◆ TASK ITEM: Only the lines that hold the word "button" are wanted from this listing.

*** MATERIAL FOR THIS EXERCISE Section Begins ***

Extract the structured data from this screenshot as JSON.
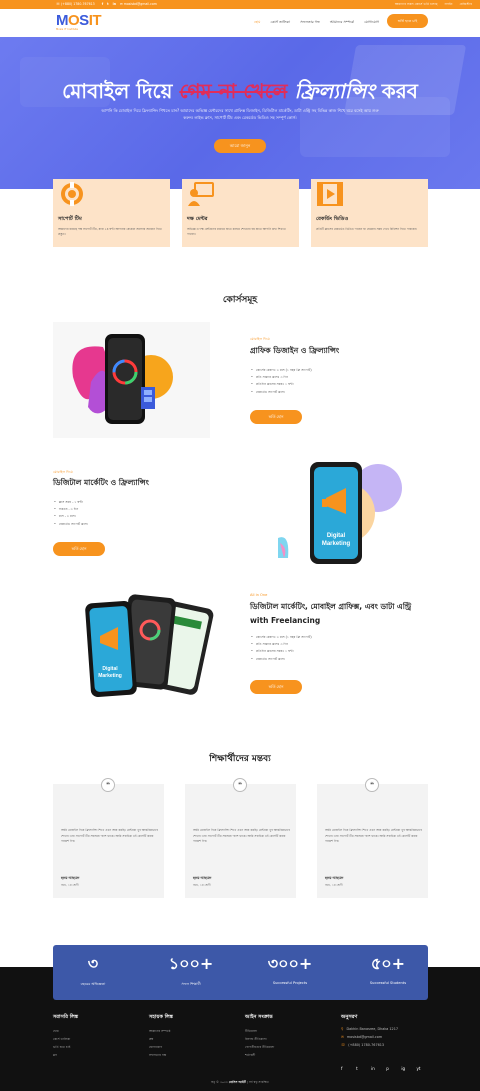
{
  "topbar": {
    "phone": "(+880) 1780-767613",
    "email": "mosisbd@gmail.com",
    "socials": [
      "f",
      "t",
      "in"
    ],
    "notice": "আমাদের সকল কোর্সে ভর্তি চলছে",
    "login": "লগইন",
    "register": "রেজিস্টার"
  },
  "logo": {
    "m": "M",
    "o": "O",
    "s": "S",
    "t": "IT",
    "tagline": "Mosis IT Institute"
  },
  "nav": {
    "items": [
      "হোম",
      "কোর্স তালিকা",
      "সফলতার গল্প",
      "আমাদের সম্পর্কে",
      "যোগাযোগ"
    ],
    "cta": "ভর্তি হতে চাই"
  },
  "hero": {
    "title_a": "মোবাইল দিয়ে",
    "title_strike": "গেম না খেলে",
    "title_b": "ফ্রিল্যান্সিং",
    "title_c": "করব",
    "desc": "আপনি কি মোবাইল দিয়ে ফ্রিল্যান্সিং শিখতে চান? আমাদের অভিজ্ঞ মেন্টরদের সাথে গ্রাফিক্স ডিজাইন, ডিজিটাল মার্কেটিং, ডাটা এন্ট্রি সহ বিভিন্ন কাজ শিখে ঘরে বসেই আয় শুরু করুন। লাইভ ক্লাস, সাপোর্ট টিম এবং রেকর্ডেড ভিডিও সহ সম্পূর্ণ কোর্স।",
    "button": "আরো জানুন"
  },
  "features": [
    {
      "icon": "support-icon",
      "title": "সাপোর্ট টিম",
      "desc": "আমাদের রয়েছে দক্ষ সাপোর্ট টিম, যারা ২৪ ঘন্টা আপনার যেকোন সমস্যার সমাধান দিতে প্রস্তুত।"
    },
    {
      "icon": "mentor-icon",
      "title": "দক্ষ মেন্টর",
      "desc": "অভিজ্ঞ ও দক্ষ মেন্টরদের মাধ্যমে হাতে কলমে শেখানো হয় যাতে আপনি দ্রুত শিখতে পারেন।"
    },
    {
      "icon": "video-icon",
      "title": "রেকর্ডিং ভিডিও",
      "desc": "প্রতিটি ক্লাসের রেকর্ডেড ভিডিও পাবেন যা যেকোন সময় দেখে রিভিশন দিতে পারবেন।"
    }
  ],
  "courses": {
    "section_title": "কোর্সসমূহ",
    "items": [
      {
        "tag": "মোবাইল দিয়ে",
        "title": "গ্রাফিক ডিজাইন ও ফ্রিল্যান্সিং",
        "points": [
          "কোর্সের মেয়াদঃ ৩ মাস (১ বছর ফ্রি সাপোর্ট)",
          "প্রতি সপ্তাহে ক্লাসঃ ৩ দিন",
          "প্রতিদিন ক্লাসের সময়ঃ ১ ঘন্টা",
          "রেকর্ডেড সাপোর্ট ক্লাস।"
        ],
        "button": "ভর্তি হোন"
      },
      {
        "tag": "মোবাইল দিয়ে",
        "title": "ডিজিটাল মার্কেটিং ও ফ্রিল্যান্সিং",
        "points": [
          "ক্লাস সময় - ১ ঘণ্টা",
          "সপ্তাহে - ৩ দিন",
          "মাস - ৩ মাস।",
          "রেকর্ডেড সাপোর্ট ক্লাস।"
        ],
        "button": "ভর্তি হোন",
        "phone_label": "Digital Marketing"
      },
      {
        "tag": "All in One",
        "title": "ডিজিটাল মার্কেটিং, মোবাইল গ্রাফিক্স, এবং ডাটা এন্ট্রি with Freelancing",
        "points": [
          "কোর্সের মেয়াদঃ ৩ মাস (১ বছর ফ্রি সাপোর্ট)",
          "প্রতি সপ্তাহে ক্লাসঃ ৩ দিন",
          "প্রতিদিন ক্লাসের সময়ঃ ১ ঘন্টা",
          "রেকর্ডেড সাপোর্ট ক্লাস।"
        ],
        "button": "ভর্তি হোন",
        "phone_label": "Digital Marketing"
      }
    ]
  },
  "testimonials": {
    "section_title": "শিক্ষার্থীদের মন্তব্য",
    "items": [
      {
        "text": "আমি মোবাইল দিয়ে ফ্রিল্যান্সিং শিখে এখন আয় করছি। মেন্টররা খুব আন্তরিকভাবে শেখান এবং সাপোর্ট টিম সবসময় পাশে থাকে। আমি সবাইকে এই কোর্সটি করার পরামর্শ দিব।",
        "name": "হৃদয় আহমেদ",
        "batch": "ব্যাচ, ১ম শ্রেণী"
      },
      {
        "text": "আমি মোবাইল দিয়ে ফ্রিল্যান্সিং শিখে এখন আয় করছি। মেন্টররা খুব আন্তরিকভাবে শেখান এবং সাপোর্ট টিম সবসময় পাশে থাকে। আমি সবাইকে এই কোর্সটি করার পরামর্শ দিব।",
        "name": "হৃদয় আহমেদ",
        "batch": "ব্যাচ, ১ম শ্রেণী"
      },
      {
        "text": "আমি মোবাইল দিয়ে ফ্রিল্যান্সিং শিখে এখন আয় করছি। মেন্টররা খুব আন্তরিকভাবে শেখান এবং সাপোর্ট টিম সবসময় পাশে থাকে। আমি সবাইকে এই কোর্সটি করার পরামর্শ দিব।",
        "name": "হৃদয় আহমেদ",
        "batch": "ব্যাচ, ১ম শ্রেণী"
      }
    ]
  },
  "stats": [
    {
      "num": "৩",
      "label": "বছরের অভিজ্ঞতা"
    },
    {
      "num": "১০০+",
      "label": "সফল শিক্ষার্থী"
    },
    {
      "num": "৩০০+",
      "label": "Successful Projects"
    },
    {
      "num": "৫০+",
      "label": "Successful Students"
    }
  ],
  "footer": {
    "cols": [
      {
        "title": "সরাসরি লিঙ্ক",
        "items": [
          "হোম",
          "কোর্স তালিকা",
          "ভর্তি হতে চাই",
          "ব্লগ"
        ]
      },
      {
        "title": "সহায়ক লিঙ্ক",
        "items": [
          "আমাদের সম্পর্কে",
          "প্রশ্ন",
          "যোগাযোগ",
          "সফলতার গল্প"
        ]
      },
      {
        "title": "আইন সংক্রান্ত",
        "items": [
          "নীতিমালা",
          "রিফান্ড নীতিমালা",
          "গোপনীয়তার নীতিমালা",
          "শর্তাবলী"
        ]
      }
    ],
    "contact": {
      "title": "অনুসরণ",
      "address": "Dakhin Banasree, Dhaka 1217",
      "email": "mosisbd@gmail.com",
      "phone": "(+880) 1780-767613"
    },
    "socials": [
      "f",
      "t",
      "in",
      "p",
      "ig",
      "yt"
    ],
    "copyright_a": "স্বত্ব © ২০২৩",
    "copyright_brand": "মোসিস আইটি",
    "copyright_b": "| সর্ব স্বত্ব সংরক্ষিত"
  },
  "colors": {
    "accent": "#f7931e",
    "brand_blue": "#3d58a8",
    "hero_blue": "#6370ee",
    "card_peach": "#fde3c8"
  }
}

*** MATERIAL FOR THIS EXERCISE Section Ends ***

◆ ANSWER FOR THE TASK:
    "button": "আরো জানুন"
        "button": "ভর্তি হোন"
        "button": "ভর্তি হোন",
        "button": "ভর্তি হোন",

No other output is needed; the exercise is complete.